Action item: Copy out each line of the data holding "icon".

====

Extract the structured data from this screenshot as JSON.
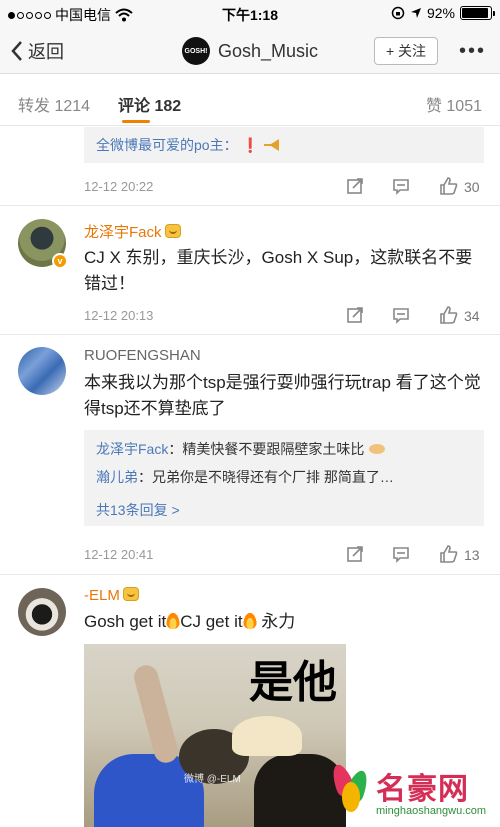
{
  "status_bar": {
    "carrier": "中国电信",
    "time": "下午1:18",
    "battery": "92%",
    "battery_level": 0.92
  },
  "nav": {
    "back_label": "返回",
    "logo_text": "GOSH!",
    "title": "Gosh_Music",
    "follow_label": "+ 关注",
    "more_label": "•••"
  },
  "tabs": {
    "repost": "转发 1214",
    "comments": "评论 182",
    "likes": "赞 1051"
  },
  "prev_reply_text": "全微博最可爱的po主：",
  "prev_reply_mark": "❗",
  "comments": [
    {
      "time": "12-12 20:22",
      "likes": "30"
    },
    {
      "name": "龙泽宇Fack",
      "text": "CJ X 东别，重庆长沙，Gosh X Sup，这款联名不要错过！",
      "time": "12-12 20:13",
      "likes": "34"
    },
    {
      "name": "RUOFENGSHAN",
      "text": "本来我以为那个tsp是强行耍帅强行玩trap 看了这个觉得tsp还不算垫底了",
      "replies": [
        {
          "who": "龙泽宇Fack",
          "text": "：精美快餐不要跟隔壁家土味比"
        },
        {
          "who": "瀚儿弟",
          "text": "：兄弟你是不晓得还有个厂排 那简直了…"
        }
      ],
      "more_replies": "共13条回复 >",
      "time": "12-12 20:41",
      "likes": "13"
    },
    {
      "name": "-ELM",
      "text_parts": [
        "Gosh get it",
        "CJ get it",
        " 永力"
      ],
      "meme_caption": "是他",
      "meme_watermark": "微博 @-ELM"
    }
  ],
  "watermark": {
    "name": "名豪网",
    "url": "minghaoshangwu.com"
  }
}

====

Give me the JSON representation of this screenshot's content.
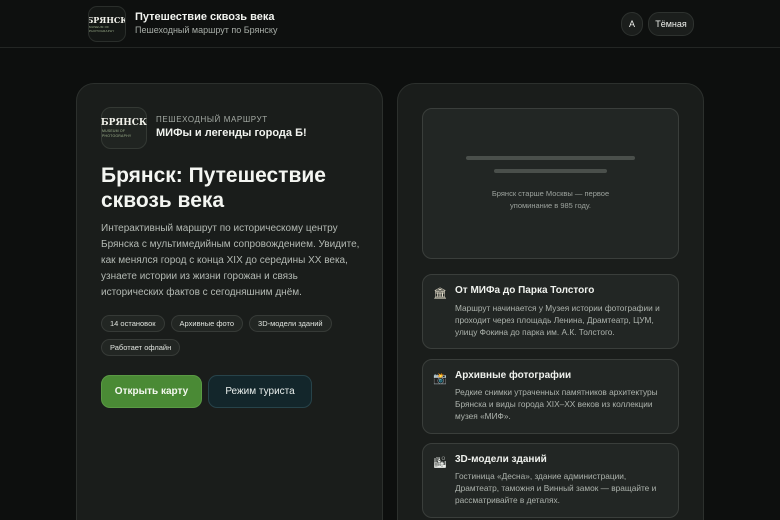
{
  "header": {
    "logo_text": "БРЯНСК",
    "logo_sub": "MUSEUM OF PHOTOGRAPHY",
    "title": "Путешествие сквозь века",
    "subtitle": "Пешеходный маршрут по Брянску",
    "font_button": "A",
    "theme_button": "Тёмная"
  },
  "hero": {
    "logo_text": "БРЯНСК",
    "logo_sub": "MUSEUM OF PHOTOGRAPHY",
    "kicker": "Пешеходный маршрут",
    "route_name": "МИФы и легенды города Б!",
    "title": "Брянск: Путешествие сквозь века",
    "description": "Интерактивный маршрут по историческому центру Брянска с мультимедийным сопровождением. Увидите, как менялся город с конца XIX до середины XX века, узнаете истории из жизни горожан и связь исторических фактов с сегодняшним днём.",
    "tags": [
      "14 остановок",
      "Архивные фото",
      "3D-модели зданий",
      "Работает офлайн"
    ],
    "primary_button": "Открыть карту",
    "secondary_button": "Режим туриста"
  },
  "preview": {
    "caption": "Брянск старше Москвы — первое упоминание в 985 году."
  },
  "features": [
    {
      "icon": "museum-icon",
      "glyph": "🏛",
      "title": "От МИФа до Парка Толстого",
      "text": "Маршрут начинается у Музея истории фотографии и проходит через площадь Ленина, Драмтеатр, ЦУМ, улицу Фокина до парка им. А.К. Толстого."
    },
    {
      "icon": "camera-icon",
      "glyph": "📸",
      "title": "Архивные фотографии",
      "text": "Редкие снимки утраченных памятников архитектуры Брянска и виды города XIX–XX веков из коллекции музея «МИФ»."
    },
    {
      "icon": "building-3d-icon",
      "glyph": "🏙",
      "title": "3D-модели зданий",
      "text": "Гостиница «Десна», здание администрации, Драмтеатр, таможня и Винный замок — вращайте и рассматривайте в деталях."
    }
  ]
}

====

Reply to the exercise:
      "icon": "museum-icon",
      "icon": "camera-icon",
      "icon": "building-3d-icon",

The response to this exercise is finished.